Engaging in intellectually stimulating activities is vital for maintaining cognitive function and promoting neuroplasticity—the brain's ability to adapt and reorganise itself in response to new experiences. However, many people fall into routines devoid of mental challenges, relying on passive forms of entertainment instead. Research indicates that activities like reading, puzzles, and learning new skills can help preserve cognitive function and mitigate the risk of cognitive decline in later life.

  1. Excessive Alcohol Consumption:

While moderate alcohol consumption may have some cardiovascular benefits, excessive or binge drinking can have detrimental effects on the brain. Chronic alcohol abuse can lead to neurotoxicity, neuroinflammation, and structural changes in the brain, particularly in regions involved in memory, decision-making, and emotional regulation. Long-term alcohol misuse is associated with an increased risk of neurodegenerative disorders such as Alzheimer's disease and Korsakoff's syndrome.

  1. Smoking:

The harmful effects of smoking extend beyond the lungs to impact brain health significantly. Cigarette smoke contains numerous toxic compounds that can damage blood vessels, reduce blood flow to the brain, and accelerate brain ageing. Studies have shown that smoking is associated with cognitive decline, increased risk of stroke, and a higher likelihood of developing neurodegenerative diseases. Quitting smoking is essential for preserving both lung and brain health.

  1. Lack of Social Interaction:

Human beings are inherently social creatures, and social interaction plays a crucial role in maintaining brain health and emotional well-being. However, in today's digital age, many individuals experience social isolation and loneliness, which can have profound effects on the brain. Research suggests that social isolation is associated with increased inflammation, elevated stress levels, and a higher risk of cognitive decline and dementia. Cultivating meaningful social connections is vital for brain health.

  1. Skipping Breakfast:

Breakfast is often hailed as the most important meal of the day, and for good reason—it provides the essential nutrients and energy needed to fuel our bodies and brains for the day ahead. However, many people skip breakfast due to time constraints or dietary habits, potentially depriving their brains of vital nutrients. Studies have linked skipping breakfast to impaired cognitive function, reduced attention span, and lower academic performance, highlighting the importance of starting the day with a nutritious meal.

  1. Neglecting Mental Health:

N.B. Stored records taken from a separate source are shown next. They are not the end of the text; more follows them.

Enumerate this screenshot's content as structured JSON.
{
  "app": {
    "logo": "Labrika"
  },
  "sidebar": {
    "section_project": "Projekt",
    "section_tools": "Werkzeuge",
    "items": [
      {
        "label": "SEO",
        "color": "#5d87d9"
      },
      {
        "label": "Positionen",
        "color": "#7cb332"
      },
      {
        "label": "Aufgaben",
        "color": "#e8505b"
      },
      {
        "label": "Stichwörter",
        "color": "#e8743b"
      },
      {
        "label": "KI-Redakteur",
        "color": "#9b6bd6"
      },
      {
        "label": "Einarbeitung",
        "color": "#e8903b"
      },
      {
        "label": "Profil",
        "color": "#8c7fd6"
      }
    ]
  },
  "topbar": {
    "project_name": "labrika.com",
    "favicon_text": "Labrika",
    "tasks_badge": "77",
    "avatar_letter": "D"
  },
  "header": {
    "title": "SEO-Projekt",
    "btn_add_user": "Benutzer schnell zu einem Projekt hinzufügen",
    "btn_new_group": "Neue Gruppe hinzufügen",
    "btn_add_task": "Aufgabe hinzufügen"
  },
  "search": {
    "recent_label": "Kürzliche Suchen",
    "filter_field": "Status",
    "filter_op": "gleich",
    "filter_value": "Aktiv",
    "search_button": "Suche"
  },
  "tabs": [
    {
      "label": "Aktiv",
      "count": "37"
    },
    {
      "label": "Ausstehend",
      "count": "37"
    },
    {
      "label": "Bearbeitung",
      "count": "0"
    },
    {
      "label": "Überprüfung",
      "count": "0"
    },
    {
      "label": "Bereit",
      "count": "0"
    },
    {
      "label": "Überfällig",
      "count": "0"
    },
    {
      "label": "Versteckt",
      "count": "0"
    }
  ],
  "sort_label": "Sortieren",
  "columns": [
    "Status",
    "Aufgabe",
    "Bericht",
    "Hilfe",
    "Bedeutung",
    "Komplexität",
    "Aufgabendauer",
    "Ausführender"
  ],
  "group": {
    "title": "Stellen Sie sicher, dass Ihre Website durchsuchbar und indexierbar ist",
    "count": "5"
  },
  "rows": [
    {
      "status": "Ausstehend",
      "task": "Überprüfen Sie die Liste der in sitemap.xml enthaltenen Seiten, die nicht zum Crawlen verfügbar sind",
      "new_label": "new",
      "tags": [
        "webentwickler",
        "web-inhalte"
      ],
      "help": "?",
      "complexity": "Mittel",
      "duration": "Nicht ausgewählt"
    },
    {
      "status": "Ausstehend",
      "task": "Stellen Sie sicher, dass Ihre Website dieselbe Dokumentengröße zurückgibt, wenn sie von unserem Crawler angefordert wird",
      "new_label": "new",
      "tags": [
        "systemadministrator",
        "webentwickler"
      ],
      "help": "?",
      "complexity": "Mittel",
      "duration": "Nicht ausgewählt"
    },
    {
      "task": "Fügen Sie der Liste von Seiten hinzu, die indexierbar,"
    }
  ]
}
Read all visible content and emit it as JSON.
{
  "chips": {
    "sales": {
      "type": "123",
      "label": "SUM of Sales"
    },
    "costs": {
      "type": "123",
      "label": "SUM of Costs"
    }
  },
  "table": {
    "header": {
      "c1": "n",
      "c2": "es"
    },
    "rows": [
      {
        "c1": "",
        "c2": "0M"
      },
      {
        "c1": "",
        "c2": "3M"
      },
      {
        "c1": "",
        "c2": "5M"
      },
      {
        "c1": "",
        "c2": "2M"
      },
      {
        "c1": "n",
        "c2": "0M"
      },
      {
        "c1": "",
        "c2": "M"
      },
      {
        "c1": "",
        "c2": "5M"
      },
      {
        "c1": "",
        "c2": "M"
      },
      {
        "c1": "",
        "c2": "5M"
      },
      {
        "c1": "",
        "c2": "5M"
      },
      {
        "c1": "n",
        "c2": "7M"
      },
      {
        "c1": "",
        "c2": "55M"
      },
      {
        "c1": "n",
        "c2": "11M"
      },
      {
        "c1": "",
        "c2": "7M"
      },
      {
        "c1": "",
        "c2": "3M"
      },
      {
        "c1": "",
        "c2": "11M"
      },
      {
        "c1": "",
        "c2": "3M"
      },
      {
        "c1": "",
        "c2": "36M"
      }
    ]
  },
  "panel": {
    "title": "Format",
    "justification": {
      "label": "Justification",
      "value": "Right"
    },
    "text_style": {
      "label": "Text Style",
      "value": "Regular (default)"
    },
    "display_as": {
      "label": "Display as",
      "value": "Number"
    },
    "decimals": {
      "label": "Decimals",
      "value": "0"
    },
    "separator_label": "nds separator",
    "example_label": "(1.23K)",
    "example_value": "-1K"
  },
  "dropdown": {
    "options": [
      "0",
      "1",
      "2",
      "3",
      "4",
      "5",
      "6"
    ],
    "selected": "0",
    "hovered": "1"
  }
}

Finally, neglecting mental health is a habit that can profoundly impact brain health and overall well-being. Mental health disorders such as depression, anxiety, and chronic stress not only impair cognitive function but also increase the risk of developing neurodegenerative diseases later in life. Seeking professional help, practising self-care, and prioritising mental wellness are essential steps in preserving brain health and quality of life.


Our daily habits exert a profound influence on brain health, either nurturing or undermining its vitality and function. By recognizing the habits that are damaging to the brain and taking proactive steps to address them, we can safeguard our cognitive well-being and enjoy a higher quality of life in the long term. From prioritising regular exercise and adequate sleep to adopting a balanced diet and fostering social connections, small lifestyle changes can yield significant benefits for brain health and overall vitality.